It is imperative to address climate racism and integrate climate equity and justice into all policies and actions linked to current challenges. Only a systemic change in society and the economy can address the root of climate racism, which is based on racial discrimination and economic and social inequalities. This involves giving communities marginalized and affected by the negative effects of climate change an active role and a voice in political and social decision-making. This will help ensure that these communities have access to the necessary resources and opportunities to face the challenges of climate change.

Finally, there must be a sustained and effective commitment to addressing climate racism. This requires a concerted effort from society as a whole, including governments, businesses, civil society organizations, and citizens. Only through a comprehensive and inclusive approach can we build a climate-resilient and equitable future for all.

Ultimately, climate racism is a reflection of the deep-seated social inequalities that persist in our society. Confronting these inequalities and working towards climate equity and justice is an essential part of our collective response to climate change. By doing so, we can ensure a sustainable and resilient future for all communities, and strengthen our collective capacity to face the challenges of climate change.


Rosmel Rodríguez
EU Climate Pact Ambassador


A Alice Hooffmans

Climate racism is a reflection of deep social inequalities

10 months ago


S Sandi Walters

Climate change is expected to hurt the poorest regions the hardest. Their populations face challenges, such as floods, crop damage, water shortages, forest fires and extreme temperatures.

10 months ago


F Fred Sochard

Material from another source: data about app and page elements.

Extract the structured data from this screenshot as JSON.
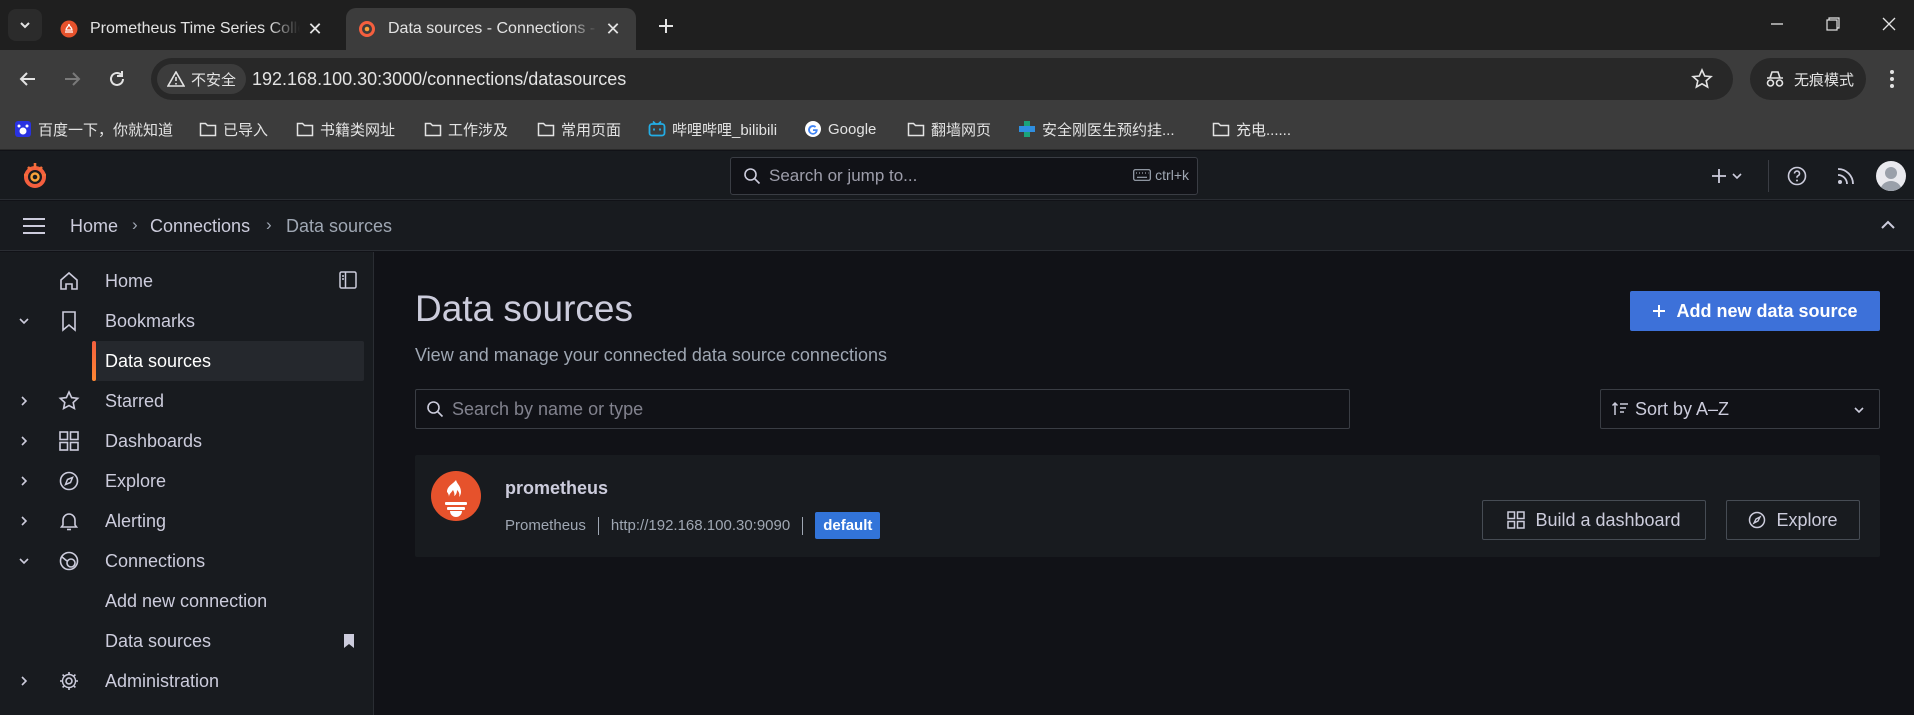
{
  "browser": {
    "tabs": [
      {
        "title": "Prometheus Time Series Collection"
      },
      {
        "title": "Data sources - Connections - Grafana"
      }
    ],
    "security_label": "不安全",
    "url": "192.168.100.30:3000/connections/datasources",
    "incognito_label": "无痕模式",
    "bookmarks": [
      {
        "label": "百度一下，你就知道"
      },
      {
        "label": "已导入"
      },
      {
        "label": "书籍类网址"
      },
      {
        "label": "工作涉及"
      },
      {
        "label": "常用页面"
      },
      {
        "label": "哔哩哔哩_bilibili"
      },
      {
        "label": "Google"
      },
      {
        "label": "翻墙网页"
      },
      {
        "label": "安全刚医生预约挂..."
      },
      {
        "label": "充电......"
      }
    ]
  },
  "header": {
    "search_placeholder": "Search or jump to...",
    "shortcut": "ctrl+k"
  },
  "breadcrumb": [
    "Home",
    "Connections",
    "Data sources"
  ],
  "sidebar": {
    "items": [
      {
        "label": "Home"
      },
      {
        "label": "Bookmarks"
      },
      {
        "label": "Data sources"
      },
      {
        "label": "Starred"
      },
      {
        "label": "Dashboards"
      },
      {
        "label": "Explore"
      },
      {
        "label": "Alerting"
      },
      {
        "label": "Connections"
      },
      {
        "label": "Add new connection"
      },
      {
        "label": "Data sources"
      },
      {
        "label": "Administration"
      }
    ]
  },
  "main": {
    "title": "Data sources",
    "subtitle": "View and manage your connected data source connections",
    "add_button": "Add new data source",
    "search_placeholder": "Search by name or type",
    "sort_label": "Sort by A–Z",
    "datasource": {
      "name": "prometheus",
      "type": "Prometheus",
      "url": "http://192.168.100.30:9090",
      "badge": "default",
      "build_button": "Build a dashboard",
      "explore_button": "Explore"
    }
  },
  "colors": {
    "accent_primary": "#3d71d9",
    "grafana_orange": "#f55f3e",
    "prometheus_red": "#e6522c"
  }
}
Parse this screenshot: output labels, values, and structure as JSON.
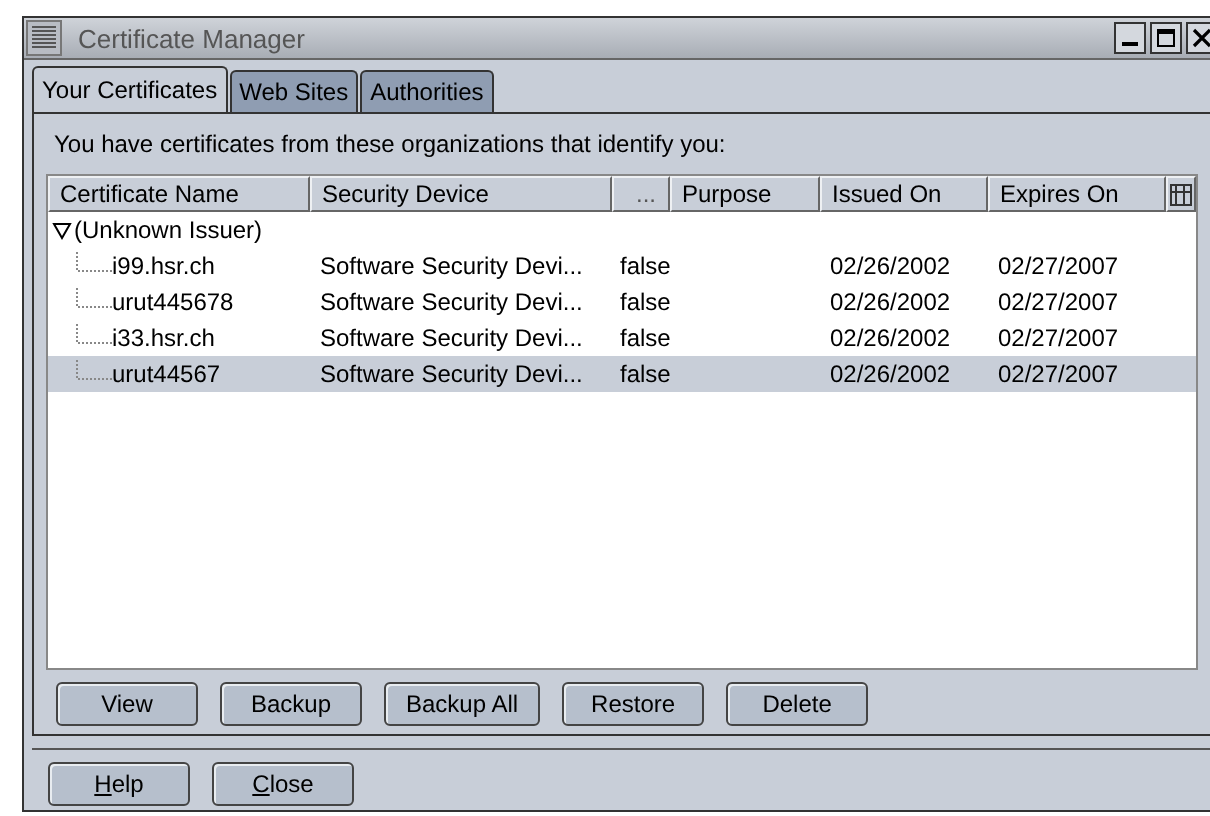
{
  "window": {
    "title": "Certificate Manager"
  },
  "tabs": [
    {
      "label": "Your Certificates",
      "selected": true
    },
    {
      "label": "Web Sites",
      "selected": false
    },
    {
      "label": "Authorities",
      "selected": false
    }
  ],
  "intro": "You have certificates from these organizations that identify you:",
  "table": {
    "columns": [
      "Certificate Name",
      "Security Device",
      "...",
      "Purpose",
      "Issued On",
      "Expires On"
    ],
    "tree": [
      {
        "label": "(Unknown Issuer)",
        "expanded": true,
        "children": [
          {
            "cells": [
              "i99.hsr.ch",
              "Software Security Devi...",
              "false",
              "",
              "02/26/2002",
              "02/27/2007"
            ],
            "selected": false
          },
          {
            "cells": [
              "urut445678",
              "Software Security Devi...",
              "false",
              "",
              "02/26/2002",
              "02/27/2007"
            ],
            "selected": false
          },
          {
            "cells": [
              "i33.hsr.ch",
              "Software Security Devi...",
              "false",
              "",
              "02/26/2002",
              "02/27/2007"
            ],
            "selected": false
          },
          {
            "cells": [
              "urut44567",
              "Software Security Devi...",
              "false",
              "",
              "02/26/2002",
              "02/27/2007"
            ],
            "selected": true
          }
        ]
      }
    ]
  },
  "actions": [
    "View",
    "Backup",
    "Backup All",
    "Restore",
    "Delete"
  ],
  "dialog_buttons": [
    {
      "mnemonic": "H",
      "rest": "elp"
    },
    {
      "mnemonic": "C",
      "rest": "lose"
    }
  ]
}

Climate racism is indeed a pressing issue that highlights the intersectionality of social inequalities and the impact of climate change. It refers to the disproportionate burden that marginalized communities, particularly those of color, bear due to environmental degradation and climate-related disasters.

9 months ago

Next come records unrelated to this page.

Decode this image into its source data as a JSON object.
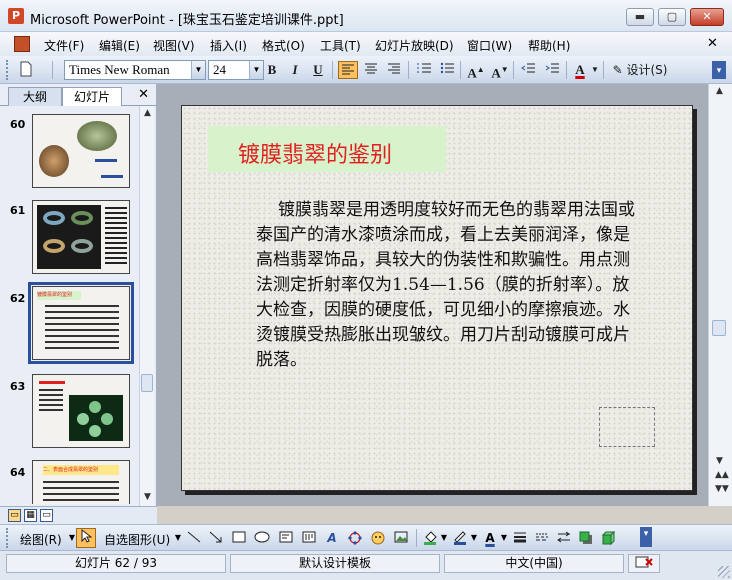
{
  "window": {
    "title": "Microsoft PowerPoint - [珠宝玉石鉴定培训课件.ppt]",
    "buttons": [
      "▬",
      "▢",
      "✕"
    ]
  },
  "menu": {
    "items": [
      "文件(F)",
      "编辑(E)",
      "视图(V)",
      "插入(I)",
      "格式(O)",
      "工具(T)",
      "幻灯片放映(D)",
      "窗口(W)",
      "帮助(H)"
    ],
    "close": "✕"
  },
  "toolbar": {
    "font": "Times New Roman",
    "size": "24",
    "bold": "B",
    "italic": "I",
    "underline": "U",
    "design_label": "设计(S)"
  },
  "panel": {
    "tabs": [
      "大纲",
      "幻灯片"
    ],
    "close": "✕",
    "slides": [
      {
        "num": "60"
      },
      {
        "num": "61"
      },
      {
        "num": "62",
        "thumb_title": "镀膜翡翠的鉴别"
      },
      {
        "num": "63"
      },
      {
        "num": "64",
        "thumb_title": "二、表面合成翡翠的鉴别"
      }
    ]
  },
  "slide": {
    "title": "镀膜翡翠的鉴别",
    "body": "镀膜翡翠是用透明度较好而无色的翡翠用法国或泰国产的清水漆喷涂而成，看上去美丽润泽，像是高档翡翠饰品，具较大的伪装性和欺骗性。用点测法测定折射率仅为1.54—1.56（膜的折射率）。放大检查，因膜的硬度低，可见细小的摩擦痕迹。水烫镀膜受热膨胀出现皱纹。用刀片刮动镀膜可成片脱落。"
  },
  "drawing": {
    "draw_label": "绘图(R)",
    "autoshapes_label": "自选图形(U)"
  },
  "status": {
    "slide_info": "幻灯片 62 / 93",
    "template": "默认设计模板",
    "language": "中文(中国)"
  },
  "colors": {
    "title_red": "#e02020",
    "title_box": "#d8f2cc",
    "selected_outline": "#2a4f9c"
  }
}
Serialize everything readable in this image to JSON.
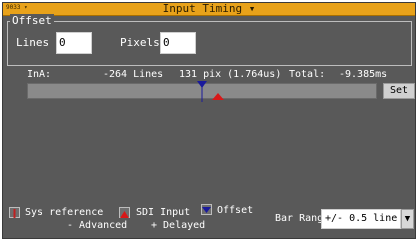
{
  "window": {
    "menu_label": "9033 ▾",
    "title": "Input Timing ▾"
  },
  "offset": {
    "legend": "Offset",
    "lines_label": "Lines",
    "lines_value": "0",
    "pixels_label": "Pixels",
    "pixels_value": "0"
  },
  "timing": {
    "input_label": "InA:",
    "lines": "-264 Lines",
    "pixels": "131 pix (1.764us)",
    "total_label": "Total:",
    "total_value": "-9.385ms"
  },
  "bar": {
    "set_label": "Set"
  },
  "legend": {
    "sys_reference": "Sys reference",
    "sdi_input": "SDI Input",
    "offset": "Offset",
    "advanced": "- Advanced",
    "delayed": "+ Delayed",
    "bar_range_label": "Bar Range",
    "bar_range_value": "+/- 0.5 line"
  },
  "colors": {
    "title_bar": "#e8a21a",
    "background": "#595959",
    "sys_reference_marker": "#c02020",
    "sdi_input_marker": "#d81818",
    "offset_marker": "#1a1a9c"
  }
}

S Slava Bobrov

As an AI assistant, I'm here to provide information and resources to promote understanding and address climate racism. We can discuss ways to raise awareness, support advocacy efforts, and explore sustainable solutions that prioritize environmental justice and equitable outcomes.

9 months ago


P Pierre Antonie

Let's think creatively together and find ways to foster a more inclusive, sustainable future for all! Feel free to ask any specific questions or share your thoughts on this topic.

9 months ago


The best of Tired Earth delivered to your inbox

Sign up for more inspiring photos, stories, and special offers from Tired Earth